If you were to ask most woodworkers what the foundation of accuracy is, they’d likely say the ruler, the tape measure, or the square. But I’ve always felt it’s the marking tools you choose. Granted, the rule, tape measure, and square are essential to precision; but without a clean, crisp marking tool, all their accuracy is for naught.
The most c o m m o n marking tool in the shop is a pencil (top photo). A carpenter’s pencil is not suitable for intricate layout work; with its thick lead and cumbersome body, it’s best left forinitial layout of rough boards. Many woodworkers use a standard No. 2 pencil for their layout work. This is certainly better than a carpenter’s pencil, but it can still add significant errors to your work. The reason is that the line thickness varies as the lead wears (middle drawing). This might seem trivial, b u t it’s not. Say, for example, you’re laying out dovetails for a set of drawers. If you use a standard pencil, the lead will wear considerably. Unless you constantly sharpen it, you can introduce anywhere from 1/32″ to 1/16″ of error from start to finish (no wonder those dovetails don’t fit!). My choice for all-around layout work is a mechanical pencil with a 5 mm lead. This leaves a crisp, even line— even as it wears.

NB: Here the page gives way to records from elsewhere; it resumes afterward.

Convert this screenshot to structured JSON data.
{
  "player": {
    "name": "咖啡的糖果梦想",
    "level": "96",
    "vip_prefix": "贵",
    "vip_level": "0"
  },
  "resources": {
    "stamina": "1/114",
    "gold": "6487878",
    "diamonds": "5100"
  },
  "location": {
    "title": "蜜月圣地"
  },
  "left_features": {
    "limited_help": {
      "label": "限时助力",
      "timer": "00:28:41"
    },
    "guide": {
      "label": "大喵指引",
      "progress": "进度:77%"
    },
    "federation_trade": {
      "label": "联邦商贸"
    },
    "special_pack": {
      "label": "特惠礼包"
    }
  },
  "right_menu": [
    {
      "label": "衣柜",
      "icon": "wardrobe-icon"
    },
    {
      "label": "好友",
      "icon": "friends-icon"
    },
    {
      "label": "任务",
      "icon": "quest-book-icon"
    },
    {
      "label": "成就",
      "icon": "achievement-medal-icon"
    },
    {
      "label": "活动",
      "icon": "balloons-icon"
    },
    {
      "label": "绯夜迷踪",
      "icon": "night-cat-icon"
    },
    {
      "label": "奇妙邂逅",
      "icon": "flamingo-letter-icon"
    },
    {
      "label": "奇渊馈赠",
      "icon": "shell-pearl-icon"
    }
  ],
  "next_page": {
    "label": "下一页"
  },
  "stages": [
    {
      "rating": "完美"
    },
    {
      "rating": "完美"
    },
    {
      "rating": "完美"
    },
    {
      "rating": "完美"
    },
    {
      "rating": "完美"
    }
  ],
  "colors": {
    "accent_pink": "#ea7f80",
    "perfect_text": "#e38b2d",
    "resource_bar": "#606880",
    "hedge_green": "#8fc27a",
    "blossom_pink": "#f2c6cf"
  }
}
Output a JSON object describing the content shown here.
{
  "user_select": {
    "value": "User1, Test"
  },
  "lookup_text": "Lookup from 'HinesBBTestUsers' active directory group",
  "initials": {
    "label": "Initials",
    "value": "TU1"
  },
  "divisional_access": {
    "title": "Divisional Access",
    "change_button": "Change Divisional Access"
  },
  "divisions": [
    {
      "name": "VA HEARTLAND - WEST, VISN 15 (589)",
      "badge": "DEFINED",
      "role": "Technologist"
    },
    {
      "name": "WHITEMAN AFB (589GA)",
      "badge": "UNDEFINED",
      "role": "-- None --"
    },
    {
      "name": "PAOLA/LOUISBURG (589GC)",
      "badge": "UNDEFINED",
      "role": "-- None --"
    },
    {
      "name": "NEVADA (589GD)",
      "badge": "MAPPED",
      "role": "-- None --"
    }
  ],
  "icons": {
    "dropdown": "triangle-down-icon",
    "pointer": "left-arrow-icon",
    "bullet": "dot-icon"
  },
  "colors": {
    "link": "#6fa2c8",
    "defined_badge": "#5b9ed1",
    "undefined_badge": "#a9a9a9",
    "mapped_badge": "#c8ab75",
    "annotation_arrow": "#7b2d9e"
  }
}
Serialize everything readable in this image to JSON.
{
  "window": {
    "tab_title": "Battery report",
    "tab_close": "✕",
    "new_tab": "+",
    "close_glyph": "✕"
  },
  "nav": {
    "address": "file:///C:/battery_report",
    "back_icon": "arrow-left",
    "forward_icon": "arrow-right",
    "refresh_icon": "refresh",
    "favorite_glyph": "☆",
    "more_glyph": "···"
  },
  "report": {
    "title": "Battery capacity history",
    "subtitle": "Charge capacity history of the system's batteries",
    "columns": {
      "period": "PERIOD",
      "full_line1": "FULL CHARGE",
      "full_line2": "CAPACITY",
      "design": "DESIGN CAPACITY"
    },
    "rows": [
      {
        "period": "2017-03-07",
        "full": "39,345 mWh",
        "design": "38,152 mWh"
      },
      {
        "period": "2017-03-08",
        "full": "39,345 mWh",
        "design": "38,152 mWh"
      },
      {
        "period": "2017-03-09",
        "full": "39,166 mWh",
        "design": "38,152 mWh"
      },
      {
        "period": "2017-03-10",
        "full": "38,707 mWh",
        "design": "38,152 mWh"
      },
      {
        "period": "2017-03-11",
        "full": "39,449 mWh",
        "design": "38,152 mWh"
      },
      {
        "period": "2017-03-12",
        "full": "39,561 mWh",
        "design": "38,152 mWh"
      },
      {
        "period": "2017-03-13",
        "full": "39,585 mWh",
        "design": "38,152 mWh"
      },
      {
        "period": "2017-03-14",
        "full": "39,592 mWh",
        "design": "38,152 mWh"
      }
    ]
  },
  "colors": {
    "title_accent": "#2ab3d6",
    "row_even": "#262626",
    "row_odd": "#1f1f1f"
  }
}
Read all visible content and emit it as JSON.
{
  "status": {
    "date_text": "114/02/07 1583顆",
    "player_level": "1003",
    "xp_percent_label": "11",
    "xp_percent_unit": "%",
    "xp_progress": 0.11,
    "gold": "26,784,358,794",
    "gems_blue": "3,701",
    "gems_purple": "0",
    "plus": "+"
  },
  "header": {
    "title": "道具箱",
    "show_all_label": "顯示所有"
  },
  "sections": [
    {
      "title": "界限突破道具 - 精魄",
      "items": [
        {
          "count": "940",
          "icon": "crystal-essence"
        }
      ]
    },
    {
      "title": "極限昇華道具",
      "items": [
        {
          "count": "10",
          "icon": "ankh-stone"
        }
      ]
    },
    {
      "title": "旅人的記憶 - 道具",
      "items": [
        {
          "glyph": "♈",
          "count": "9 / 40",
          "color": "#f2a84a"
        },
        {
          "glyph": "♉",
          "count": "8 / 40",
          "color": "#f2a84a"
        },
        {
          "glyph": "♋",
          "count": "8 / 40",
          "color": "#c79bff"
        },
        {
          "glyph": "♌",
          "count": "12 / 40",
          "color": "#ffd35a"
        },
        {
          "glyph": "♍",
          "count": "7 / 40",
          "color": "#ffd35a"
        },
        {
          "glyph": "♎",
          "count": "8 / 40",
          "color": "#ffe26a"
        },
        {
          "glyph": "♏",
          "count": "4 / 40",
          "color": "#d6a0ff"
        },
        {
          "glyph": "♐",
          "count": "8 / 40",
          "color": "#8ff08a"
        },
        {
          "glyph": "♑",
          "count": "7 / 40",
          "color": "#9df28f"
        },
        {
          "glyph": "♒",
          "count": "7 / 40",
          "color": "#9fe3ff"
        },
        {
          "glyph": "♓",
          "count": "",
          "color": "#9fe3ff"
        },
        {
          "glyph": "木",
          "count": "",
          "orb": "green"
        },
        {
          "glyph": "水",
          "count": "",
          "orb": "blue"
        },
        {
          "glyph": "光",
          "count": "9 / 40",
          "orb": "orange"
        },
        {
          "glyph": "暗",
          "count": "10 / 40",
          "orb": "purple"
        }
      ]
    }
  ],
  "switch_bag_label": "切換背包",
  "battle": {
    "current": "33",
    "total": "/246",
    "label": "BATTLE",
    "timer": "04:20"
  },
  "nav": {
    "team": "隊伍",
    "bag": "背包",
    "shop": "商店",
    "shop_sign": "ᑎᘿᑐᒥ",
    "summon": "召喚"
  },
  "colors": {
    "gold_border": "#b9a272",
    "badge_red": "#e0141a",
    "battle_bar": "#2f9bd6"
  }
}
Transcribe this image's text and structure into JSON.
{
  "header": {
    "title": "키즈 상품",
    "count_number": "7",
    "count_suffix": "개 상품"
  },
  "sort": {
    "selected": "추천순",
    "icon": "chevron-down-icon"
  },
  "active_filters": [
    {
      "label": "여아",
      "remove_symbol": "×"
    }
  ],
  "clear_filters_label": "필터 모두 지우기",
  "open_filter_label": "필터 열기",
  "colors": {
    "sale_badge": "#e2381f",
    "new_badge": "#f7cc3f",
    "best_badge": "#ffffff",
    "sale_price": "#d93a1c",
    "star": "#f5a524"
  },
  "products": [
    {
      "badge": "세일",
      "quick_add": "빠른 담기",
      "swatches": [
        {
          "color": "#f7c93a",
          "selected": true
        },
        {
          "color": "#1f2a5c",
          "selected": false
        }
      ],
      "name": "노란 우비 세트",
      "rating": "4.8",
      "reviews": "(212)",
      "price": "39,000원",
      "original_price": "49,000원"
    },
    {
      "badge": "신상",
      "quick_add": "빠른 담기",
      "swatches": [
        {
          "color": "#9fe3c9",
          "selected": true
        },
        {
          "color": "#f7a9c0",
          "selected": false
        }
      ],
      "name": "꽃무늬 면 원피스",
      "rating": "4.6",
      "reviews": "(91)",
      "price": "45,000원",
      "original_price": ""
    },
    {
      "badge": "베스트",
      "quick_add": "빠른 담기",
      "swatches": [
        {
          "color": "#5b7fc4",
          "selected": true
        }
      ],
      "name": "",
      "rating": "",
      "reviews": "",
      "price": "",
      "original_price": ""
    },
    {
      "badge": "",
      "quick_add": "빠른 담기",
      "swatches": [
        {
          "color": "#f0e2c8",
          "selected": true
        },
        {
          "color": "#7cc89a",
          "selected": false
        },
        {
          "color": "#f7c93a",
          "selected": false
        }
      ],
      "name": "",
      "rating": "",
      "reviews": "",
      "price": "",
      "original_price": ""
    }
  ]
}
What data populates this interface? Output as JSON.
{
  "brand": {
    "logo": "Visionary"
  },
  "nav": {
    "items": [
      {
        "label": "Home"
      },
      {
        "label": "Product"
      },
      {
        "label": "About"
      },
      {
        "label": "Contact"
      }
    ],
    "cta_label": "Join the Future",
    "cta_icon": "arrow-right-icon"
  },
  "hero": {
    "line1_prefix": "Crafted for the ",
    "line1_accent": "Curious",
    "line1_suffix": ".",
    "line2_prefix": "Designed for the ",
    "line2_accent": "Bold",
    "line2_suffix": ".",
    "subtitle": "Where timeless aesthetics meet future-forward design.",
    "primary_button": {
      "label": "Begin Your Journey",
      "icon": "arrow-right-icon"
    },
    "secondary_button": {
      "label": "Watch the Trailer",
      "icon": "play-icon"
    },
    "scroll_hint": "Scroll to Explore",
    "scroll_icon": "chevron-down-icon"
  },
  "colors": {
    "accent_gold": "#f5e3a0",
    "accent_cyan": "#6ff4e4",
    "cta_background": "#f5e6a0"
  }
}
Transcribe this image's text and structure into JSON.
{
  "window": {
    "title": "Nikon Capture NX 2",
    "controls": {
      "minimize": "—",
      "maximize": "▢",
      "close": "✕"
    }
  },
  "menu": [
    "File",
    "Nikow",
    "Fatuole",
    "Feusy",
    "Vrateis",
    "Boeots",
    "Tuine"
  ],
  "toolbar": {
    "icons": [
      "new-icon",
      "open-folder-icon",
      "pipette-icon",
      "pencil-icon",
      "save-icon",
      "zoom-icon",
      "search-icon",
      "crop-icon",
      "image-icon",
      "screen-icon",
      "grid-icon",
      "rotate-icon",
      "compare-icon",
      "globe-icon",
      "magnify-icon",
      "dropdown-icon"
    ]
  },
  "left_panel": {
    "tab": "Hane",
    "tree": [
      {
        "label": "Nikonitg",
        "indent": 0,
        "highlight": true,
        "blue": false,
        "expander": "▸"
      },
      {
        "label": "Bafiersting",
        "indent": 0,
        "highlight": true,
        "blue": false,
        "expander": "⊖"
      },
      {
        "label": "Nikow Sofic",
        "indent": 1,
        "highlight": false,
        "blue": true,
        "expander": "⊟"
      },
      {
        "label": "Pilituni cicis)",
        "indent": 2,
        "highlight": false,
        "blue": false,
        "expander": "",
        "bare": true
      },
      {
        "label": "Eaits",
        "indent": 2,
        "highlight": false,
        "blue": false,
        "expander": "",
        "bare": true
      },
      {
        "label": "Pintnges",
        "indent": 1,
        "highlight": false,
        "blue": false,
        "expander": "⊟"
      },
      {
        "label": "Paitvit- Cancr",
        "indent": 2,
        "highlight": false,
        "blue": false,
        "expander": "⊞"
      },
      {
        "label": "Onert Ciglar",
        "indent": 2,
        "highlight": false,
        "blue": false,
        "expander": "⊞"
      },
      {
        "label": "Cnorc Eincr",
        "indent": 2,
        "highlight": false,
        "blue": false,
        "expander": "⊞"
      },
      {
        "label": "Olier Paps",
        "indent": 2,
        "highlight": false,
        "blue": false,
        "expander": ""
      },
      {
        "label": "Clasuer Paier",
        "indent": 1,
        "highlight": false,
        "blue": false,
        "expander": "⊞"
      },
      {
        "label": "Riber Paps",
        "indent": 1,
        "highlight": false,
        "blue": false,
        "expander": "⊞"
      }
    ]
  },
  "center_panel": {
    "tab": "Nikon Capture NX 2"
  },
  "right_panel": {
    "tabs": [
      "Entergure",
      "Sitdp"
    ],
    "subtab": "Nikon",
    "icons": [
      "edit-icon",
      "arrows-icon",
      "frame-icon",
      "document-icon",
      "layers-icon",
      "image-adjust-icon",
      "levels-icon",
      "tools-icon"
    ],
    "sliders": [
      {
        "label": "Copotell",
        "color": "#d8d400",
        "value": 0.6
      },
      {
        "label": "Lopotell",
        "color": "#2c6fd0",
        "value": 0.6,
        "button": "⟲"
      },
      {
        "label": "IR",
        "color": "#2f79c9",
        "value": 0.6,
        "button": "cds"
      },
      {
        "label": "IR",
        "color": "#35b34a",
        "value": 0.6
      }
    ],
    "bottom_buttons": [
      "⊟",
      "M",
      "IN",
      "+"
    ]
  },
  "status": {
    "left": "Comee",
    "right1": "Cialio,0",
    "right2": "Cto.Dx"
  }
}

When accuracy is paramount, I reach for a marking knife (bottom photo). As long as it’s sharp, a marking knife produces an extremely fine line on aboard. On the plus side, this can help guide a chisel or saw during a cut. The downside to this is that cutting into the wood can leave marks that may need to be removed later.
In addition to pencils and marking knives, there are three other marking tools I like to have on hand in the shop: a lumber crayon, white marking pencils, and a chalk line.
A lumber crayon is designed to mark on rough-cut lumber (top photo). Though you can use a pencil for this, a lumber crayon will serve you better, especially if the wood isn’t completely dry. Pencil marks tend to absorb into the surface of the wood over time and disappear. A lumber crayon’s marks are impervious to this. As a matter of fact, most sawmills mark freshly cut wood with a lumber crayon before it goes into the kiln for drying; after the wood comes out, the crayon’s marks are still legible.
Another nifty marking tool to have on hand is a white pencil for drawing on dark woods, where a pencil line would blend into the wood and be invisible (middle photo). White pencils can be found at most art centers as either a standard colored pencil, a grease pencil, or a marker. All of these work well, but I prefer a white colored pencil—just make sure to sharpen it frequently if accuracy is an issue.
Chalk lines are useful for marking long, straight lines, such as when preparing rough stock or sizing longboards (bottom photo). Make sure to shake the chalk line before use to evenly coat the line, and then hook the end over the board at your mark. Stretch the line to the opposite end of the board and pull the line straight up a couple of inches; then let go to “snap” a line on the board.